*ACTIVITY:*
Determine how many lines of the material hold the string "value" and reply with only that number.

*LISTED RECORDS:*
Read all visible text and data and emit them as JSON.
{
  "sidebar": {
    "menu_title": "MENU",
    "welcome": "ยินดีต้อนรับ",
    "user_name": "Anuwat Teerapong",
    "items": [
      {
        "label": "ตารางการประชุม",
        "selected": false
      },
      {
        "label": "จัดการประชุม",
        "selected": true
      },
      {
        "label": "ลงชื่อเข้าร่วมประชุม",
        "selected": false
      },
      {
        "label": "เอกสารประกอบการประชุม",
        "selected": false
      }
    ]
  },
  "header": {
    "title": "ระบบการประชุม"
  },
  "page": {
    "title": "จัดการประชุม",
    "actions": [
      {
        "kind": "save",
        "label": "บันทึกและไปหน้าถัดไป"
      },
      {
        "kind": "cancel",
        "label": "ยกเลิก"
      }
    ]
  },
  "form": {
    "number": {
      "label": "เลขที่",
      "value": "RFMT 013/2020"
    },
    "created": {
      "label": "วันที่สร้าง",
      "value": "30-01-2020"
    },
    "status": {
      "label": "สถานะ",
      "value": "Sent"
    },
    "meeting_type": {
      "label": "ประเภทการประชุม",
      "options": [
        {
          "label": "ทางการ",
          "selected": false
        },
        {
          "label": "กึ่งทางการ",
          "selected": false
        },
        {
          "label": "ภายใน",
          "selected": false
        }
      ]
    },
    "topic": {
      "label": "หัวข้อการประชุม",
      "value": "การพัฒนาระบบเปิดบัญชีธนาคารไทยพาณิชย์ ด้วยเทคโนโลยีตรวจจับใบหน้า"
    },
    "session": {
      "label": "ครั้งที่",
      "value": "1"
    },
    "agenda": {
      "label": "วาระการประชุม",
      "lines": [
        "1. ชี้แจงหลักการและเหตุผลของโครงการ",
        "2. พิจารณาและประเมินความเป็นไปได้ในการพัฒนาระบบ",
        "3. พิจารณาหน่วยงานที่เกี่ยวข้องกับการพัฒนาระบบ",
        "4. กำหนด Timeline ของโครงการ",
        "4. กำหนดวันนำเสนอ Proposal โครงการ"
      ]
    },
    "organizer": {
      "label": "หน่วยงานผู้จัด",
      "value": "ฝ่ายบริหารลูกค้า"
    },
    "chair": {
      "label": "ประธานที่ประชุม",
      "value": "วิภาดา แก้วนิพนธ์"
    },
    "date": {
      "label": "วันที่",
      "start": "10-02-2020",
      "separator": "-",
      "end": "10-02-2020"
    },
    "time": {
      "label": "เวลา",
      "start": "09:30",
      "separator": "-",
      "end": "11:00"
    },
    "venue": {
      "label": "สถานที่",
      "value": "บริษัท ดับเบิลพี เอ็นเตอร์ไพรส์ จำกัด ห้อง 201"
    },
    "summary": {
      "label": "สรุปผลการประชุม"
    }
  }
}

*RESULT BELOW:*
8